(Source data)
________________________
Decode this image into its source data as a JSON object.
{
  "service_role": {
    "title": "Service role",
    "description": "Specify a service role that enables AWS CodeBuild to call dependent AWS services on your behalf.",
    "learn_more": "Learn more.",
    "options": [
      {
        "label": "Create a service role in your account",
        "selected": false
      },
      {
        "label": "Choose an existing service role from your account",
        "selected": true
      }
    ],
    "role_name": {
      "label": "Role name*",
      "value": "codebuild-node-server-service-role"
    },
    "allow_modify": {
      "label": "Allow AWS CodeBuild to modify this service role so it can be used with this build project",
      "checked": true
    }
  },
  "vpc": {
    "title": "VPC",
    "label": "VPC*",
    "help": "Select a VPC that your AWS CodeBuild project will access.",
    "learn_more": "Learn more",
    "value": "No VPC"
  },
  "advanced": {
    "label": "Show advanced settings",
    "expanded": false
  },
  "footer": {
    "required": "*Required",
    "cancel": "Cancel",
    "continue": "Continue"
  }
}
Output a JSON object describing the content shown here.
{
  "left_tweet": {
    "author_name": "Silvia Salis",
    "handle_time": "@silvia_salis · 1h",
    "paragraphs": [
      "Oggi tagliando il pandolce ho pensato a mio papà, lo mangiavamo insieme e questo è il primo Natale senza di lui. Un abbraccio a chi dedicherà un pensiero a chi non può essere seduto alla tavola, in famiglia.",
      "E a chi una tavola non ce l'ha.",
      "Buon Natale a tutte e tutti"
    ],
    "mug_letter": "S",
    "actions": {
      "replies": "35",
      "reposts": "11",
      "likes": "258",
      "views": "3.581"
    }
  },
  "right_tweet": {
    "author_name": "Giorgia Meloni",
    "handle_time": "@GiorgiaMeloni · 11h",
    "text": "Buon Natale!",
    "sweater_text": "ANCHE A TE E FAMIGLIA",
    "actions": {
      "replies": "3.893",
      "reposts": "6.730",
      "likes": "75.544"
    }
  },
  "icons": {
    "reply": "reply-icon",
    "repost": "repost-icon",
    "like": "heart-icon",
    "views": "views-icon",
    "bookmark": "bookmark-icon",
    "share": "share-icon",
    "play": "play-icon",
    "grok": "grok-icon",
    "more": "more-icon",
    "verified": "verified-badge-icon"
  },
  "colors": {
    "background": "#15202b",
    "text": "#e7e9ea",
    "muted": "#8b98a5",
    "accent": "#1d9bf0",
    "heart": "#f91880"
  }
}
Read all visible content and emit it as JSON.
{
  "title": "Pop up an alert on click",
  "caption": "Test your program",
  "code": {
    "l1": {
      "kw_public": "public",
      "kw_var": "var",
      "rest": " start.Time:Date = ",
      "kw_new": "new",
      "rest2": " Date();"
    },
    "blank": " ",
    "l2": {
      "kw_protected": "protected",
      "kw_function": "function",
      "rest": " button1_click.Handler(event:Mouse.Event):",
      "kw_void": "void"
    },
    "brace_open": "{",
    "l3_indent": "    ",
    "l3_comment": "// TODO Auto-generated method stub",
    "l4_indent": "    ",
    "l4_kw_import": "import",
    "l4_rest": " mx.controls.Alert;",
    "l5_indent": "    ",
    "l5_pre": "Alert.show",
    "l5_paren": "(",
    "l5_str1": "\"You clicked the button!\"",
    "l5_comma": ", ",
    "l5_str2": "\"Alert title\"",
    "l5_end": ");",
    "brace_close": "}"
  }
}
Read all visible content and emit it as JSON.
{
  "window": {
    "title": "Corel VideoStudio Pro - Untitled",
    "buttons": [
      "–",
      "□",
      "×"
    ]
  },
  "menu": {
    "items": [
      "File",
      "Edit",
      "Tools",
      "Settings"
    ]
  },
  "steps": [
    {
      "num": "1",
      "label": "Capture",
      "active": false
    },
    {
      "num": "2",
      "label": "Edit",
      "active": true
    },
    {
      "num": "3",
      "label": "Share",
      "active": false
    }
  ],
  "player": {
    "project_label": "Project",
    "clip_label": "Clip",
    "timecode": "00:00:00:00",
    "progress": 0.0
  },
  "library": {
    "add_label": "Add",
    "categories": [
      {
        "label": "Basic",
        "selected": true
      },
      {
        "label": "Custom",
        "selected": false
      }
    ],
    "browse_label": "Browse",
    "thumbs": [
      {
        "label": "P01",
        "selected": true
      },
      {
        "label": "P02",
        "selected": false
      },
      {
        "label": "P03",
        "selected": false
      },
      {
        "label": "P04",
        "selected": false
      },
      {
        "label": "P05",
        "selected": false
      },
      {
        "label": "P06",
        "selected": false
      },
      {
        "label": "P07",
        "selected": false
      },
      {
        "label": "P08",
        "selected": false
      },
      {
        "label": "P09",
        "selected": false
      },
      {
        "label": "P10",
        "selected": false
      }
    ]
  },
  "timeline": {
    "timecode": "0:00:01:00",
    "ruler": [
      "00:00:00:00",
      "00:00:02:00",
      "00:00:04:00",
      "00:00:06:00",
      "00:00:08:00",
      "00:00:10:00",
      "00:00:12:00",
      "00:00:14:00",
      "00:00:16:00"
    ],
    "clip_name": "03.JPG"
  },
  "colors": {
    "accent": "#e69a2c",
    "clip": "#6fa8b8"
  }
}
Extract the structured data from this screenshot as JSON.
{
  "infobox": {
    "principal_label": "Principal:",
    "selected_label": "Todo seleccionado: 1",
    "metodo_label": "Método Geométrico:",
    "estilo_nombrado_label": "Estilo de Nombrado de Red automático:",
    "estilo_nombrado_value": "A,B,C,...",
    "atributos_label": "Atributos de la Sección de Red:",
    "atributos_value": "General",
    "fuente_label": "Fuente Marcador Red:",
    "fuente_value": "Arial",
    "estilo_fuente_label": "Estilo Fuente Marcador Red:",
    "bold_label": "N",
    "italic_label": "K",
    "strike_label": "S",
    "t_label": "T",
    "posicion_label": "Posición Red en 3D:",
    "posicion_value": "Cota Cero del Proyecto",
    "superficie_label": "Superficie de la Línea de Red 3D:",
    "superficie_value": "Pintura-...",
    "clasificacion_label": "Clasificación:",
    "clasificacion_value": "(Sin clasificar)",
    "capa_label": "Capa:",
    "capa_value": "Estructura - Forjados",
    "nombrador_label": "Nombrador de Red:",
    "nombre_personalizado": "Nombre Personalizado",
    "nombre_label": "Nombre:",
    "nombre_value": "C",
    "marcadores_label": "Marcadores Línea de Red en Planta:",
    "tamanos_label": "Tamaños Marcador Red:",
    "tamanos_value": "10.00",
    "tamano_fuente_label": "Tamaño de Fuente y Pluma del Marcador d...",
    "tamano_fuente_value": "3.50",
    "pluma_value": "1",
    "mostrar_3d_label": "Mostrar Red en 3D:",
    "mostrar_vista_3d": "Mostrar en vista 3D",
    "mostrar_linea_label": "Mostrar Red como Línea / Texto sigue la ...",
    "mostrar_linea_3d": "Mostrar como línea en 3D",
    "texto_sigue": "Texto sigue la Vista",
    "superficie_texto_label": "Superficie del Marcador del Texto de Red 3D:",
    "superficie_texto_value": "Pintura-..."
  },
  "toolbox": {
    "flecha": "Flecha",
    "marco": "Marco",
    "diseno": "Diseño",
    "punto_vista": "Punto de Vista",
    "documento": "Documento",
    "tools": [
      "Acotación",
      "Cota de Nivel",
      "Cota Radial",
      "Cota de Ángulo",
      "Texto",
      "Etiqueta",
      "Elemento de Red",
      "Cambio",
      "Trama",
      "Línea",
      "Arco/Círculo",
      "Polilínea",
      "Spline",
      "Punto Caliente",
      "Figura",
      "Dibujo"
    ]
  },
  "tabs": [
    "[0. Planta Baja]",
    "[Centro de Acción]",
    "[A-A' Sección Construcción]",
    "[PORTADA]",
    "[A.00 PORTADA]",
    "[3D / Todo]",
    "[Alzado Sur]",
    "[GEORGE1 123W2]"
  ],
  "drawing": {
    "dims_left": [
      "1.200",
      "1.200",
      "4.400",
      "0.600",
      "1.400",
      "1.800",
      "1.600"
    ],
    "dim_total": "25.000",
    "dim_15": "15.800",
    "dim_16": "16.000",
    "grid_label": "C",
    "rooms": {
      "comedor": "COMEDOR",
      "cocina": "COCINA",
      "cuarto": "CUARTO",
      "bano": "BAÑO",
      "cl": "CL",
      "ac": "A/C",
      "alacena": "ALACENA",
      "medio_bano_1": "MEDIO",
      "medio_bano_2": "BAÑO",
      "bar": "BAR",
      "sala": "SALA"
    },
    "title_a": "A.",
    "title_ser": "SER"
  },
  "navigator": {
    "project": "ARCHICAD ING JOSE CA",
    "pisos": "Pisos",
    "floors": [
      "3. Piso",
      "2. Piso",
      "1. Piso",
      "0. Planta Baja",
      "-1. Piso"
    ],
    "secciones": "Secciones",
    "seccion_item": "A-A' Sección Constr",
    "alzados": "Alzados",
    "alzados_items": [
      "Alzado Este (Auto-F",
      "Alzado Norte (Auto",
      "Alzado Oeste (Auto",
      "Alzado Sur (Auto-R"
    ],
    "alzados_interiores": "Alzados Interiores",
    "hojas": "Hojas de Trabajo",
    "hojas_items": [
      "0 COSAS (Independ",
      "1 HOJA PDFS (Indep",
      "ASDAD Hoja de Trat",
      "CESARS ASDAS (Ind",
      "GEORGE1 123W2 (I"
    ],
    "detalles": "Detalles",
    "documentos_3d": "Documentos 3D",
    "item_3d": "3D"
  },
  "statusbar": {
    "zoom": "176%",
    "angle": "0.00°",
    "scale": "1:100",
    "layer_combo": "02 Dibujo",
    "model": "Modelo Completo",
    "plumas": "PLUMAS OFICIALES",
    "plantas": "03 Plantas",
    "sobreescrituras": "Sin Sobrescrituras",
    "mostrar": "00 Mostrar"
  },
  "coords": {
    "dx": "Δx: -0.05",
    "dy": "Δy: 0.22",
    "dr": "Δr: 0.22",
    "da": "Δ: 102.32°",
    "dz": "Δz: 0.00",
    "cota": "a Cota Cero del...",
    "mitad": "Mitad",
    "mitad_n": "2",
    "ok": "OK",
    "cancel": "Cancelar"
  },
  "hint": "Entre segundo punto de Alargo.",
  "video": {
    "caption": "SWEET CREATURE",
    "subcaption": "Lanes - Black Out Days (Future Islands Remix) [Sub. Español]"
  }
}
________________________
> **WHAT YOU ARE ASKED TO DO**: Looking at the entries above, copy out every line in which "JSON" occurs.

> **ANSWER TO THIS EXERCISE**:
Decode this image into its source data as a JSON object.
Output a JSON object describing the content shown here.
Read all visible content and emit it as JSON.
Read all visible content and emit it as JSON.
Extract the structured data from this screenshot as JSON.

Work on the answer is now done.